**EXERCISE:** Some lines hold the string "skills". Copy all of them from the material that follows.

**MATERIALS PROVIDED:**
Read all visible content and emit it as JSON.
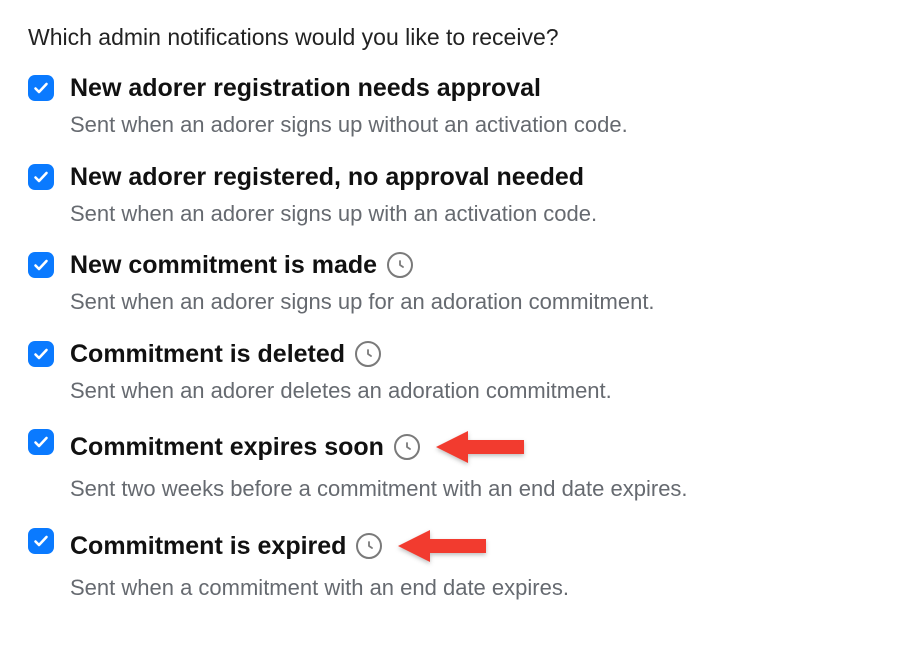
{
  "question": "Which admin notifications would you like to receive?",
  "options": [
    {
      "checked": true,
      "title": "New adorer registration needs approval",
      "desc": "Sent when an adorer signs up without an activation code.",
      "has_clock": false,
      "has_arrow": false
    },
    {
      "checked": true,
      "title": "New adorer registered, no approval needed",
      "desc": "Sent when an adorer signs up with an activation code.",
      "has_clock": false,
      "has_arrow": false
    },
    {
      "checked": true,
      "title": "New commitment is made",
      "desc": "Sent when an adorer signs up for an adoration commitment.",
      "has_clock": true,
      "has_arrow": false
    },
    {
      "checked": true,
      "title": "Commitment is deleted",
      "desc": "Sent when an adorer deletes an adoration commitment.",
      "has_clock": true,
      "has_arrow": false
    },
    {
      "checked": true,
      "title": "Commitment expires soon",
      "desc": "Sent two weeks before a commitment with an end date expires.",
      "has_clock": true,
      "has_arrow": true
    },
    {
      "checked": true,
      "title": "Commitment is expired",
      "desc": "Sent when a commitment with an end date expires.",
      "has_clock": true,
      "has_arrow": true
    }
  ],
  "colors": {
    "checkbox": "#0a7aff",
    "arrow": "#f23b2f",
    "desc": "#666a70"
  }
}
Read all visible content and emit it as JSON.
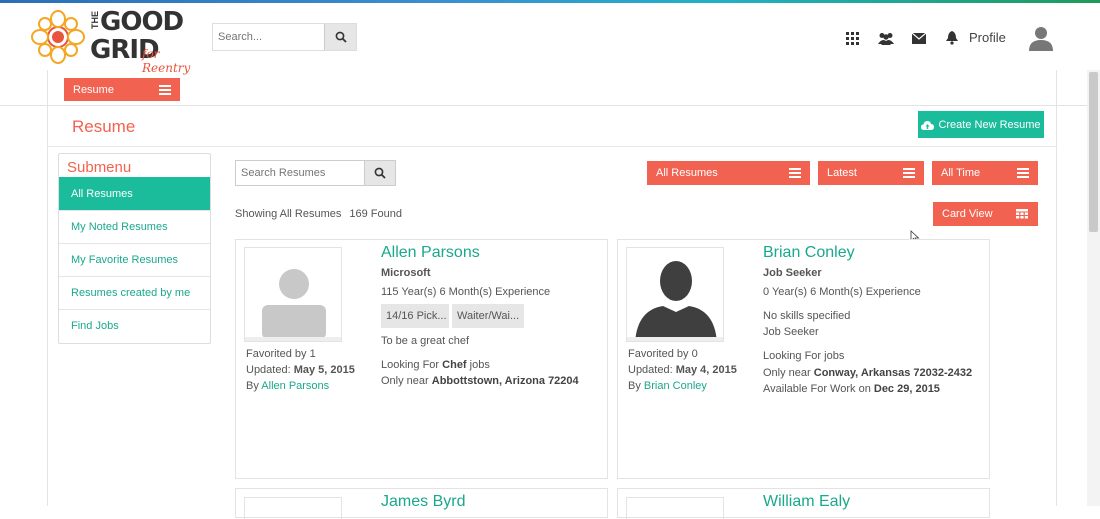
{
  "header": {
    "logo": {
      "line1": "GOOD",
      "line2": "GRID",
      "top_word": "THE",
      "sub": "for Reentry"
    },
    "search": {
      "placeholder": "Search..."
    },
    "nav_icons": [
      "apps-grid-icon",
      "users-icon",
      "envelope-icon",
      "bell-icon"
    ],
    "profile_label": "Profile"
  },
  "toolbar": {
    "resume_tab_label": "Resume"
  },
  "page": {
    "title": "Resume",
    "create_button_label": "Create New Resume"
  },
  "submenu": {
    "title": "Submenu",
    "items": [
      {
        "label": "All Resumes",
        "active": true
      },
      {
        "label": "My Noted Resumes",
        "active": false
      },
      {
        "label": "My Favorite Resumes",
        "active": false
      },
      {
        "label": "Resumes created by me",
        "active": false
      },
      {
        "label": "Find Jobs",
        "active": false
      }
    ]
  },
  "resumes_search": {
    "placeholder": "Search Resumes"
  },
  "filters": {
    "all": "All Resumes",
    "latest": "Latest",
    "time": "All Time",
    "view": "Card View"
  },
  "results": {
    "showing": "Showing All Resumes",
    "found": "169 Found"
  },
  "cards": [
    {
      "name": "Allen Parsons",
      "company": "Microsoft",
      "experience": "115 Year(s) 6 Month(s) Experience",
      "skills": [
        "14/16 Pick...",
        "Waiter/Wai..."
      ],
      "summary": "To be a great chef",
      "looking_prefix": "Looking For",
      "looking_value": "Chef",
      "looking_suffix": "jobs",
      "near_prefix": "Only near",
      "near_value": "Abbottstown, Arizona 72204",
      "favorited": "Favorited by 1",
      "updated_prefix": "Updated:",
      "updated_value": "May 5, 2015",
      "by_prefix": "By",
      "by_value": "Allen Parsons"
    },
    {
      "name": "Brian Conley",
      "company": "Job Seeker",
      "experience": "0 Year(s) 6 Month(s) Experience",
      "no_skills": "No skills specified",
      "summary": "Job Seeker",
      "looking_text": "Looking For jobs",
      "near_prefix": "Only near",
      "near_value": "Conway, Arkansas 72032-2432",
      "available_prefix": "Available For Work on",
      "available_value": "Dec 29, 2015",
      "favorited": "Favorited by 0",
      "updated_prefix": "Updated:",
      "updated_value": "May 4, 2015",
      "by_prefix": "By",
      "by_value": "Brian Conley"
    },
    {
      "name": "James Byrd"
    },
    {
      "name": "William Ealy"
    }
  ],
  "colors": {
    "accent_red": "#f26250",
    "accent_teal": "#1abc9c",
    "link_teal": "#1aa88d"
  }
}
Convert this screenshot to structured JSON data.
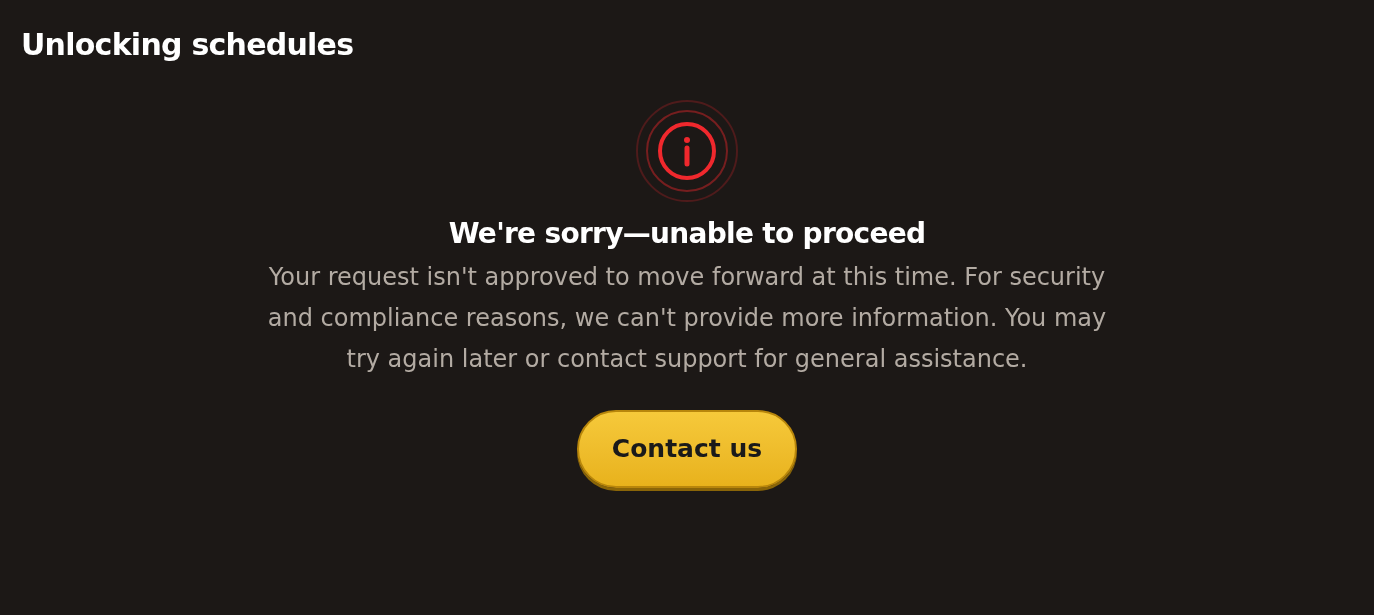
{
  "page": {
    "title": "Unlocking schedules"
  },
  "message": {
    "heading": "We're sorry—unable to proceed",
    "body": "Your request isn't approved to move forward at this time. For security and compliance reasons, we can't provide more information. You may try again later or contact support for general assistance."
  },
  "buttons": [
    "Contact us"
  ]
}
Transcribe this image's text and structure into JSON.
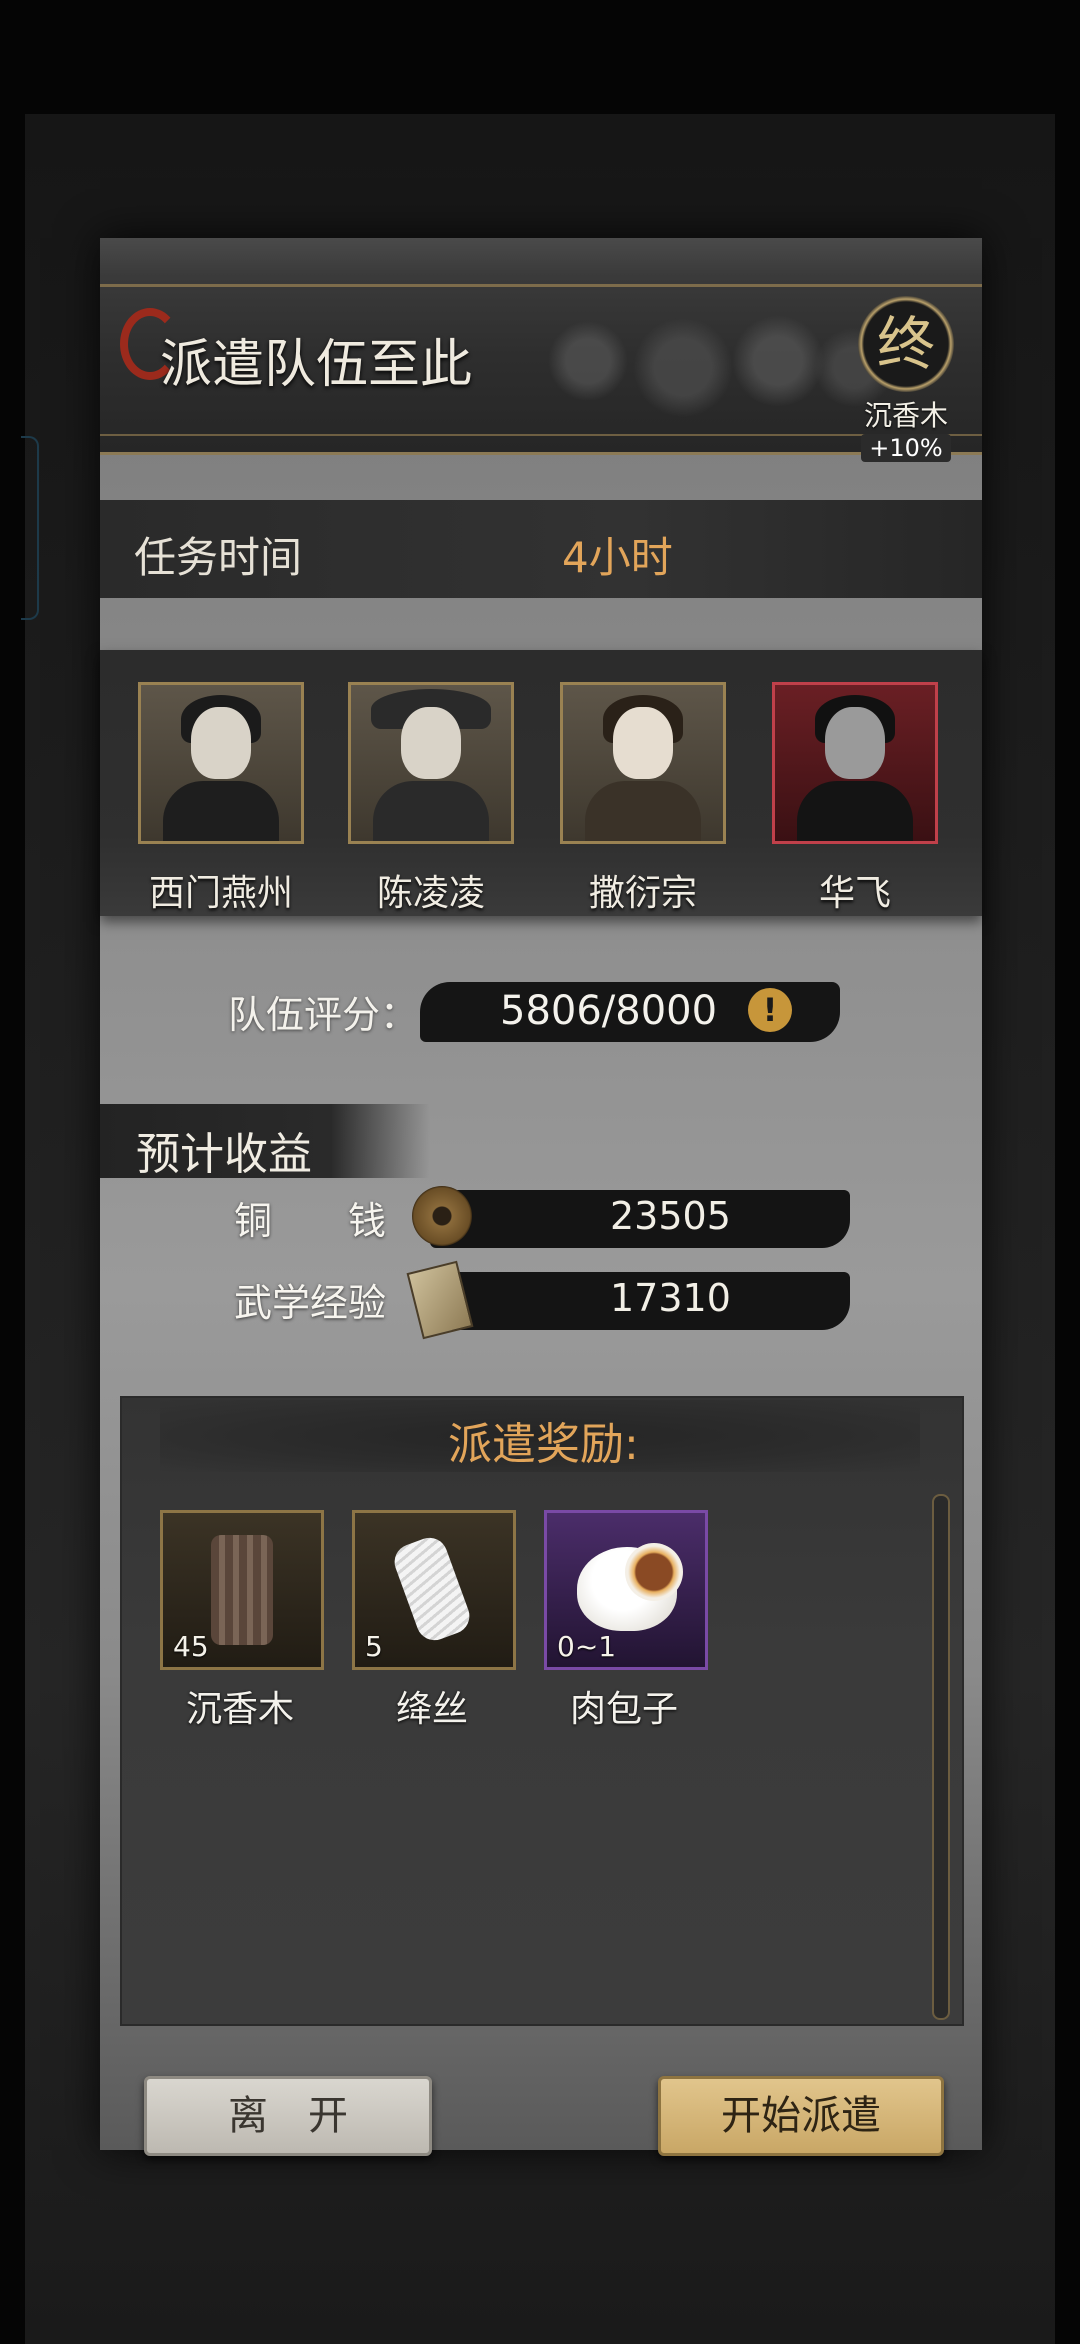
{
  "header": {
    "title": "派遣队伍至此",
    "bonus": {
      "glyph": "终",
      "name": "沉香木",
      "percent": "+10%"
    }
  },
  "task": {
    "label": "任务时间",
    "value": "4小时"
  },
  "team": [
    {
      "name": "西门燕州",
      "frame": "gold"
    },
    {
      "name": "陈凌凌",
      "frame": "gold"
    },
    {
      "name": "撒衍宗",
      "frame": "gold"
    },
    {
      "name": "华飞",
      "frame": "red"
    }
  ],
  "score": {
    "label": "队伍评分：",
    "value": "5806/8000",
    "warn_symbol": "!"
  },
  "income": {
    "title": "预计收益",
    "copper": {
      "label": "铜　　钱",
      "value": "23505",
      "icon": "coin-icon"
    },
    "exp": {
      "label": "武学经验",
      "value": "17310",
      "icon": "book-icon"
    }
  },
  "rewards": {
    "title": "派遣奖励:",
    "items": [
      {
        "name": "沉香木",
        "qty": "45",
        "rarity": "gold"
      },
      {
        "name": "绛丝",
        "qty": "5",
        "rarity": "gold"
      },
      {
        "name": "肉包子",
        "qty": "0~1",
        "rarity": "purple"
      }
    ]
  },
  "buttons": {
    "leave": "离　开",
    "start": "开始派遣"
  },
  "colors": {
    "accent_gold": "#e2a55a",
    "frame_gold": "#9a8252",
    "frame_red": "#c0404a",
    "frame_purple": "#7a4aa6"
  }
}
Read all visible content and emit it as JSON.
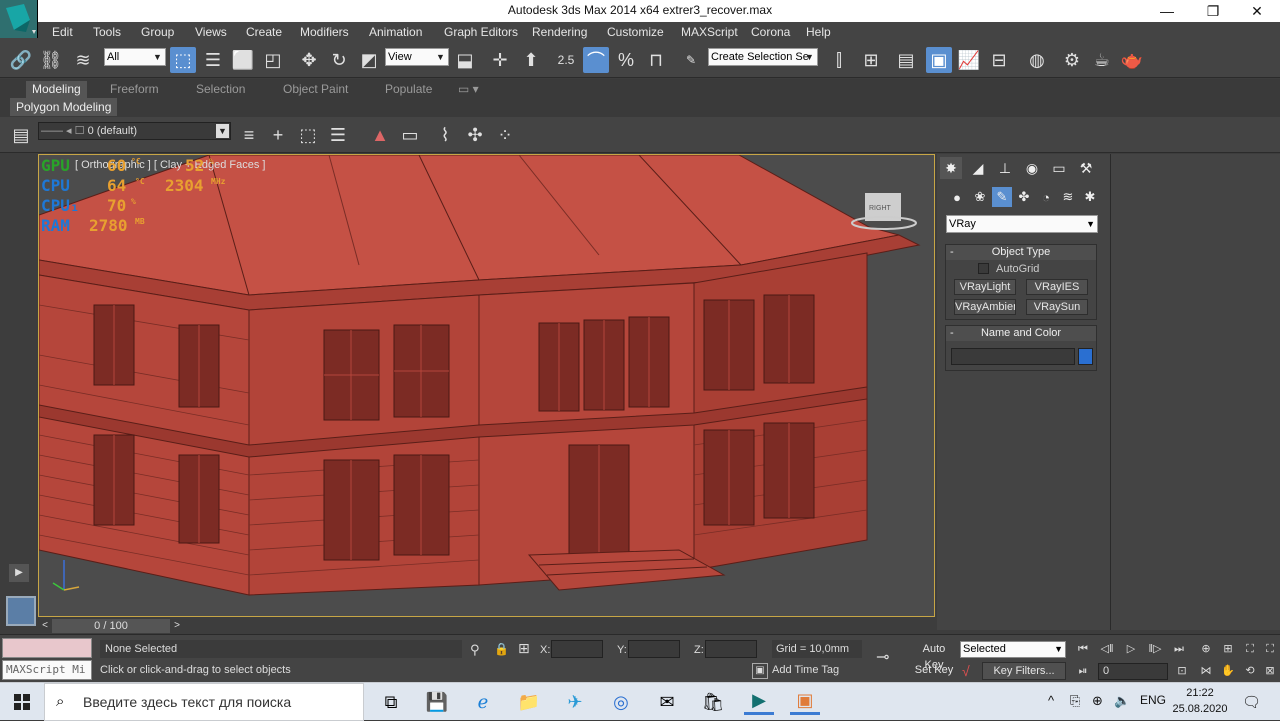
{
  "window": {
    "title": "Autodesk 3ds Max  2014 x64    extrer3_recover.max",
    "minimize": "—",
    "maximize": "❐",
    "close": "✕"
  },
  "menu": [
    "Edit",
    "Tools",
    "Group",
    "Views",
    "Create",
    "Modifiers",
    "Animation",
    "Graph Editors",
    "Rendering",
    "Customize",
    "MAXScript",
    "Corona",
    "Help"
  ],
  "toolbar": {
    "selection_filter": "All",
    "ref_coord": "View",
    "snap_value": "2.5",
    "angle_snap": "%",
    "named_selection": "Create Selection Se"
  },
  "ribbon": {
    "tabs": [
      "Modeling",
      "Freeform",
      "Selection",
      "Object Paint",
      "Populate"
    ],
    "active_tab": "Modeling",
    "panel": "Polygon Modeling"
  },
  "layer": {
    "current": "0 (default)"
  },
  "viewport": {
    "label": "[ Orthographic ] [ Clay + Edged Faces ]",
    "stats": {
      "gpu_label": "GPU",
      "gpu_temp": "60",
      "gpu_temp_unit": "°C",
      "gpu_load": "52",
      "gpu_load_unit": "%",
      "cpu_label": "CPU",
      "cpu_temp": "64",
      "cpu_temp_unit": "°C",
      "cpu_freq": "2304",
      "cpu_freq_unit": "MHz",
      "cpu1_label": "CPU₁",
      "cpu1_load": "70",
      "cpu1_load_unit": "%",
      "ram_label": "RAM",
      "ram_value": "2780",
      "ram_unit": "MB"
    },
    "viewcube_label": "RIGHT"
  },
  "command_panel": {
    "category": "VRay",
    "object_type_title": "Object Type",
    "autogrid": "AutoGrid",
    "buttons": [
      "VRayLight",
      "VRayIES",
      "VRayAmbientLight",
      "VRaySun"
    ],
    "name_color_title": "Name and Color",
    "color": "#2a6fd1"
  },
  "timeline": {
    "frame": "0 / 100"
  },
  "status": {
    "selection": "None Selected",
    "prompt": "Click or click-and-drag to select objects",
    "maxscript": "MAXScript Mi",
    "x_label": "X:",
    "y_label": "Y:",
    "z_label": "Z:",
    "grid": "Grid = 10,0mm",
    "add_time_tag": "Add Time Tag",
    "auto_key": "Auto Key",
    "set_key": "Set Key",
    "selected_dd": "Selected",
    "key_filters": "Key Filters...",
    "current_frame": "0"
  },
  "taskbar": {
    "search_placeholder": "Введите здесь текст для поиска",
    "lang": "ENG",
    "time": "21:22",
    "date": "25.08.2020"
  },
  "colors": {
    "building": "#b5463b",
    "building_dark": "#7a2d26",
    "roof": "#c55145",
    "viewport_bg": "#4c4c4c",
    "accent": "#5a8fd0"
  }
}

**WRITTEN RESPONSE:**
      "skills": [
      "no_skills": "No skills specified",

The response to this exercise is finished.